David and Juan Certain grew up in Columbia, spending much of their time in the fields of their grandfather’s coffee plantation, Villa Myriam. Their grandfather imparted the love and care that goes into making great coffee, treating employees fairly, and taking care of the land that sustains them. “When we moved to Albuquerque in 1999,” says David, “we looked for a way to bring that coffee over here. We ended up importing it directly from the plantation, and roasting here.” Their Villa Myriam Specialty Coffeemaintains those high standards: it is Rainforest Alliance-certified and is made without pesticides or chemicals. You can enjoy a cup as you watch David roasting thebeans at 2420 Midtown Place NE and meet Juan at The Brew, their new coffee shop at 311 Gold St. The beans also are sold in many local stores and online, and a monthly subscription service is planned so you never have to run out of that good Columbian caffeine. www.villamyriam.com; (800) 609-0250.
While tending bar in Santa Fe, newbie bartender Bill York became intrigued with using bitters to flavor his cocktails. “I started playing around and developing my own recipes, and discovered a formula that was different than anything out there,” he says. Super-concentrated, intensely flavored, The Bitter End bitters come in unconventional flavors, each with a kick: Chesapeake Bay, Curry, Jamaican Jerk, Memphis BBQ, Mexican Mole, Moroccan, and Thai. Bill uses ingredients such as fresh and dried spices, herbs, fruits, chiles, and other aromatic botanicals, and each batch is mixed, infused, and dispensed by hand. The Bitter End bitters are sold worldwide and online (where you can also find recipes); locally, you can find them at Susan’s Fine Wine & Spirits in Santa Fe. www.bitterendbitters.com; email@example.com.
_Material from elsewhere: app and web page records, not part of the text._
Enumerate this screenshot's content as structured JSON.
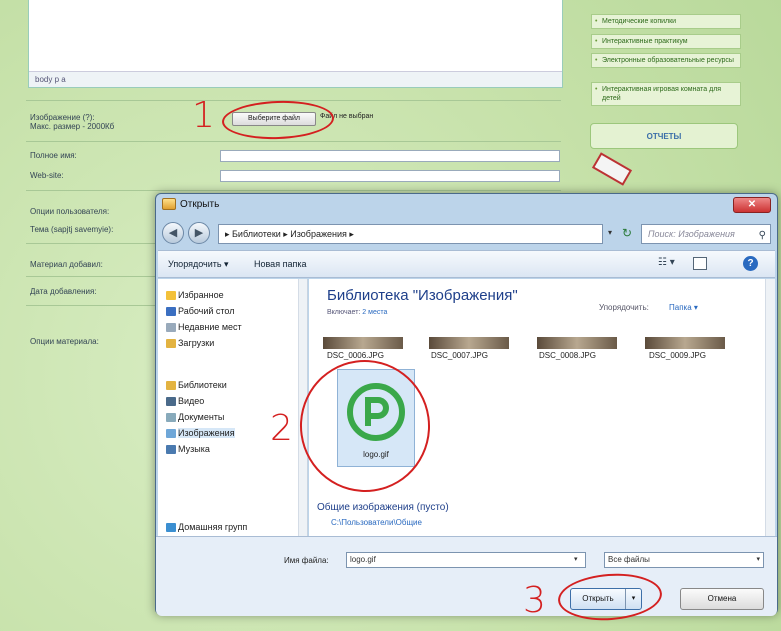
{
  "webpage": {
    "editor_path": "body  p  a",
    "labels": {
      "image": "Изображение (?):",
      "max_size": "Макс. размер - 2000Кб",
      "full_name": "Полное имя:",
      "website": "Web-site:",
      "user_info": "Опции пользователя:",
      "text_author": "Тема (sapjtj savemyie):",
      "material_added": "Материал добавил:",
      "date_added": "Дата добавления:",
      "material_options": "Опции материала:"
    },
    "file_button": "Выберите файл",
    "file_status": "Файл не выбран"
  },
  "sidebar": {
    "items": [
      "Методические копилки",
      "Интерактивные практикум",
      "Электронные образовательные ресурсы",
      "Интерактивная игровая комната для детей"
    ],
    "reports": "ОТЧЕТЫ"
  },
  "dialog": {
    "title": "Открыть",
    "close_glyph": "✕",
    "nav": {
      "back_glyph": "◀",
      "forward_glyph": "▶",
      "address": "▸ Библиотеки ▸ Изображения ▸",
      "address_dropdown": "▾",
      "refresh_glyph": "↻",
      "search_placeholder": "Поиск: Изображения",
      "search_glyph": "⚲"
    },
    "toolbar": {
      "organize": "Упорядочить ▾",
      "new_folder": "Новая папка",
      "view_glyph": "☷ ▾",
      "help_glyph": "?"
    },
    "nav_pane": {
      "favorites": "Избранное",
      "desktop": "Рабочий стол",
      "recent": "Недавние мест",
      "downloads": "Загрузки",
      "libraries": "Библиотеки",
      "video": "Видео",
      "documents": "Документы",
      "images": "Изображения",
      "music": "Музыка",
      "home_group": "Домашняя групп"
    },
    "content": {
      "title": "Библиотека \"Изображения\"",
      "includes": "Включает:",
      "includes_link": "2 места",
      "sort_label": "Упорядочить:",
      "sort_value": "Папка ▾",
      "files": [
        "DSC_0006.JPG",
        "DSC_0007.JPG",
        "DSC_0008.JPG",
        "DSC_0009.JPG"
      ],
      "selected_file": "logo.gif",
      "public_header": "Общие изображения (пусто)",
      "public_path": "C:\\Пользователи\\Общие"
    },
    "bottom": {
      "filename_label": "Имя файла:",
      "filename_value": "logo.gif",
      "filter": "Все файлы",
      "open": "Открыть",
      "cancel": "Отмена",
      "dropdown_glyph": "▾"
    }
  },
  "annotations": [
    "1",
    "2",
    "3"
  ],
  "colors": {
    "annotation_red": "#d42020",
    "logo_green": "#3aa84a",
    "page_green": "#c6e1a9"
  }
}
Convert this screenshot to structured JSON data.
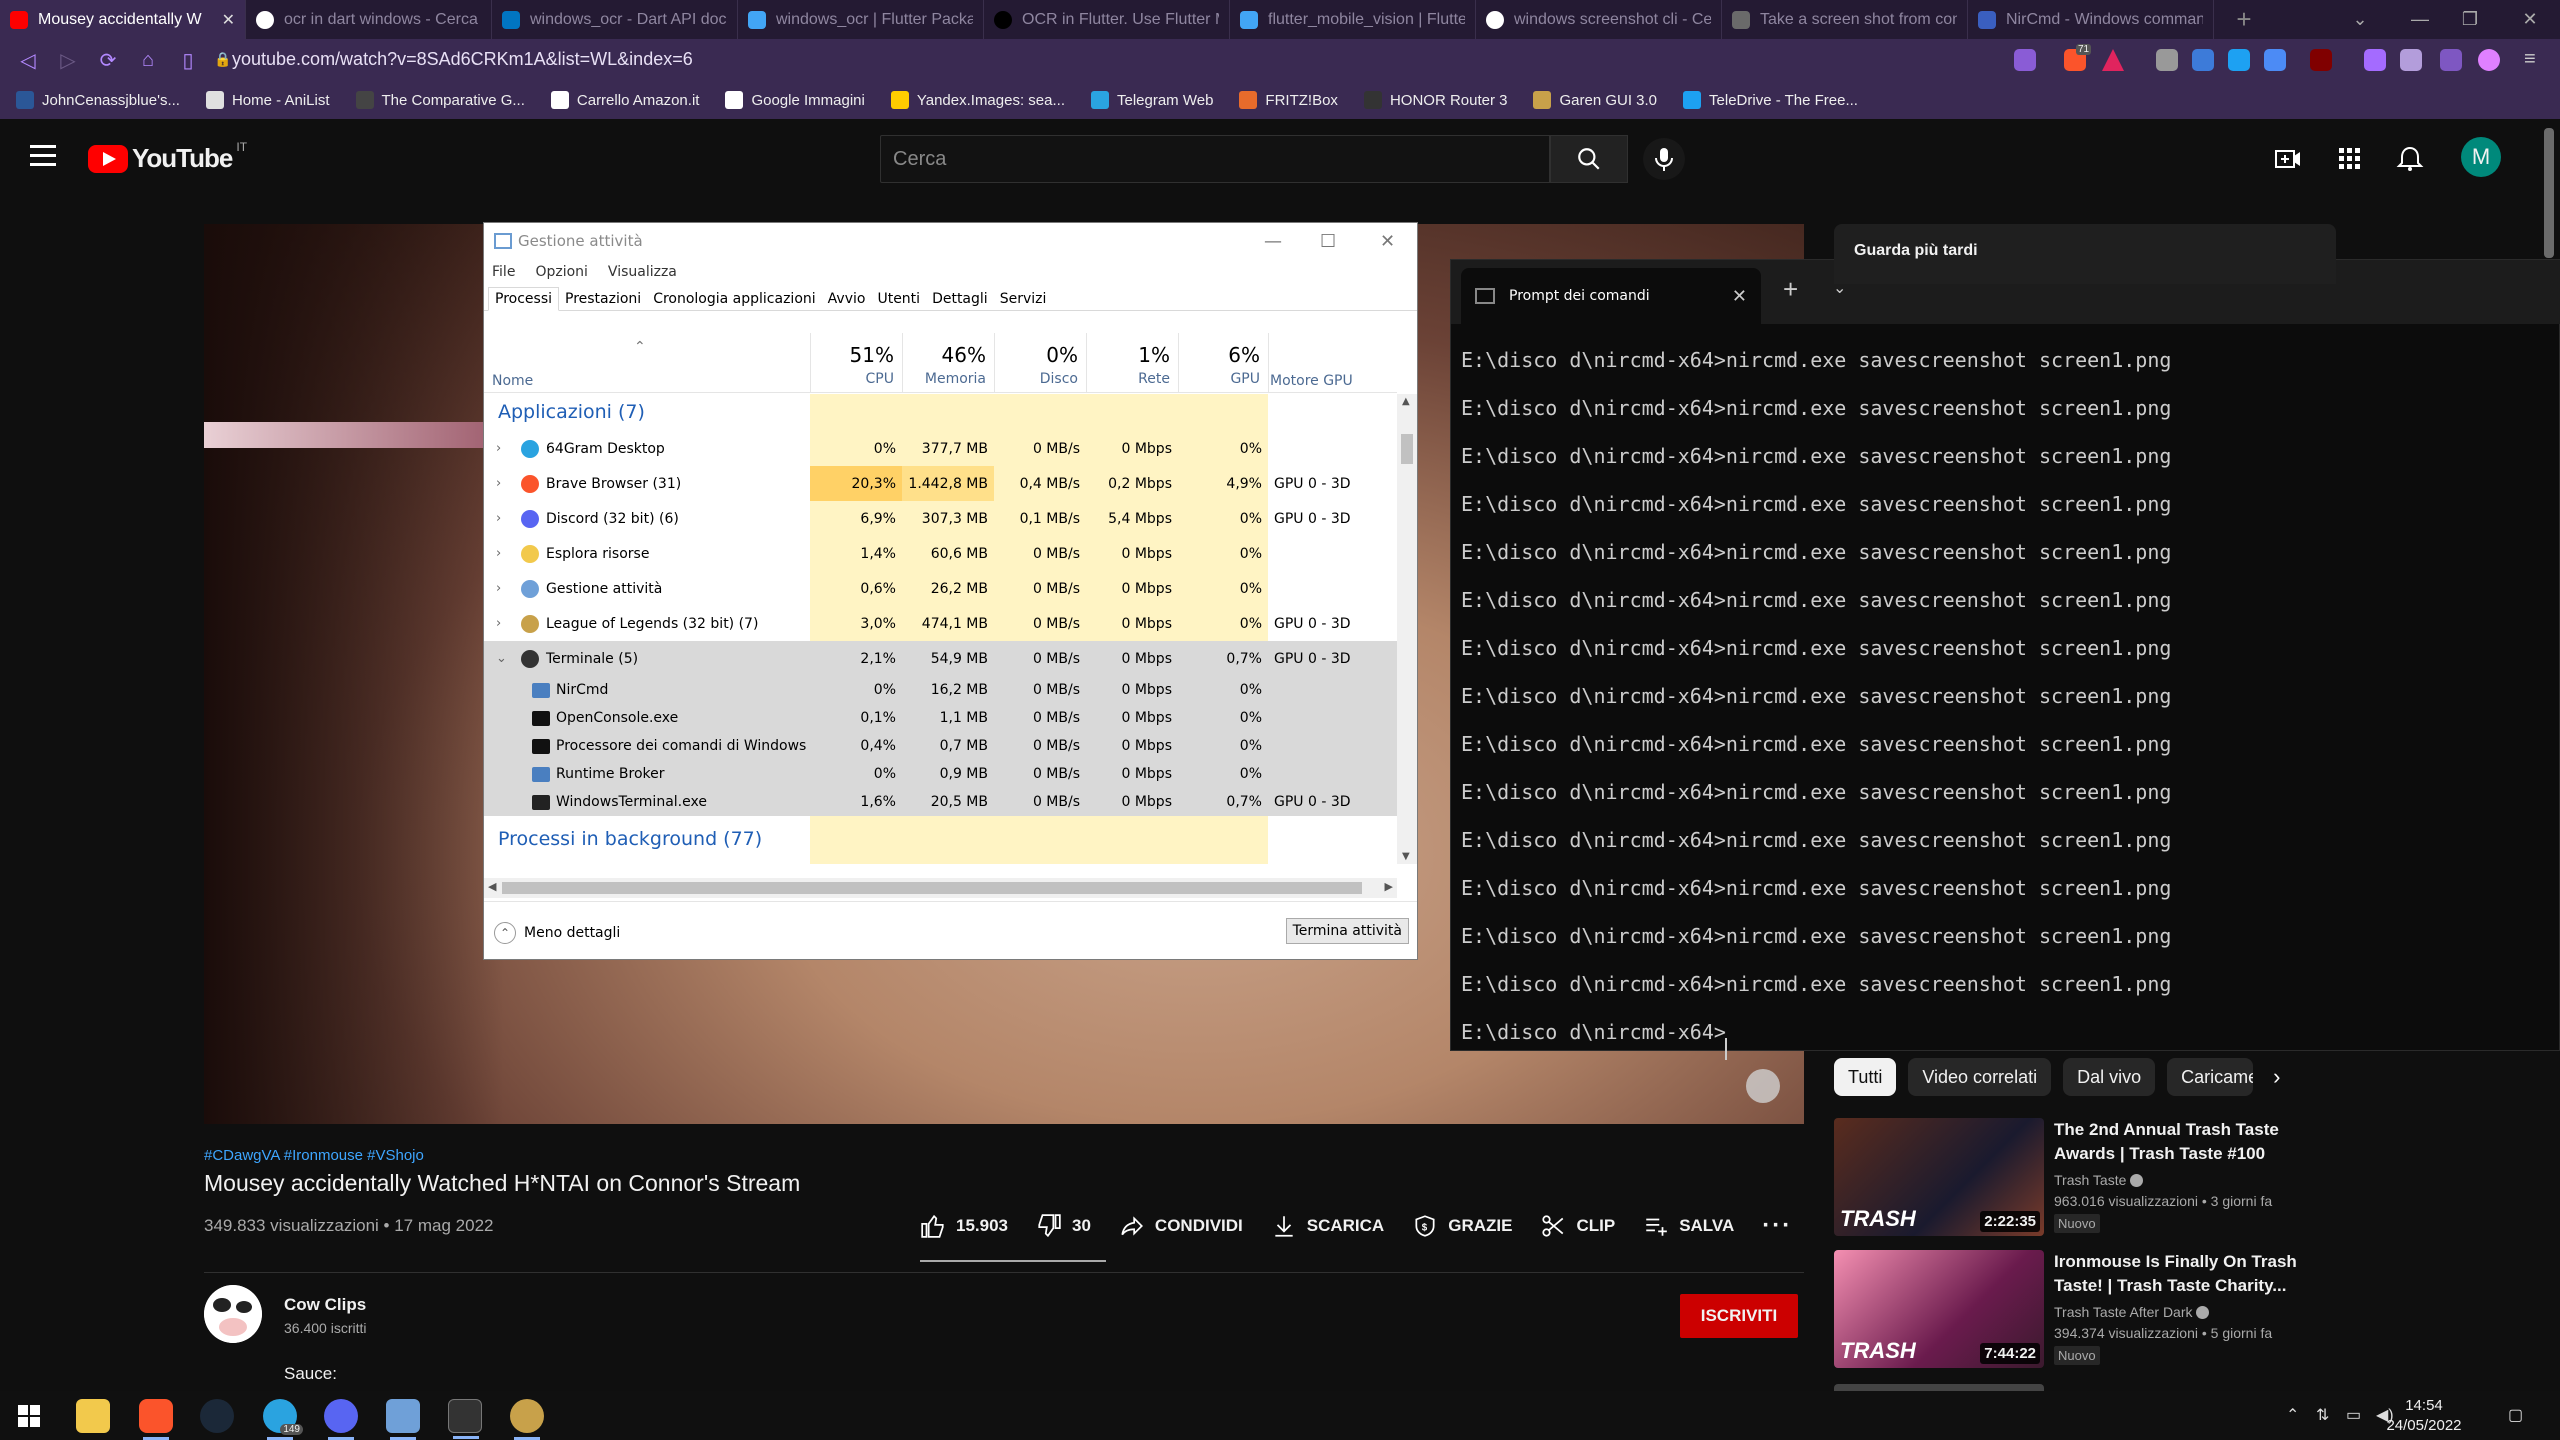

Taos beekeeper Jason Goodhue feels called to his profession as “a steward of the bees and the land.” The owner of Taos Valley Honey is dedicated to the community, sustainability, and the maintenance of happy, healthy, genetically diverse bees to pollinate crops. His delicious honey reflects his understanding of his bees’ well-being: “I can tell by the smell of the hive how they are doing,” he says. “It’s different at different times of the year.” You can find the by-product of Jason’s contented bees at Cid’s Food Market, the Taos Pharmacy, and the Taos Farmers’ Market.www.taosvalleyhoney.com; firstname.lastname@example.org; (575) 770-5953.
For information on additional New Mexico-made products, visit www.deliciousnm.com, an organization that supports family food businesses and entrepreneurs throughout the state.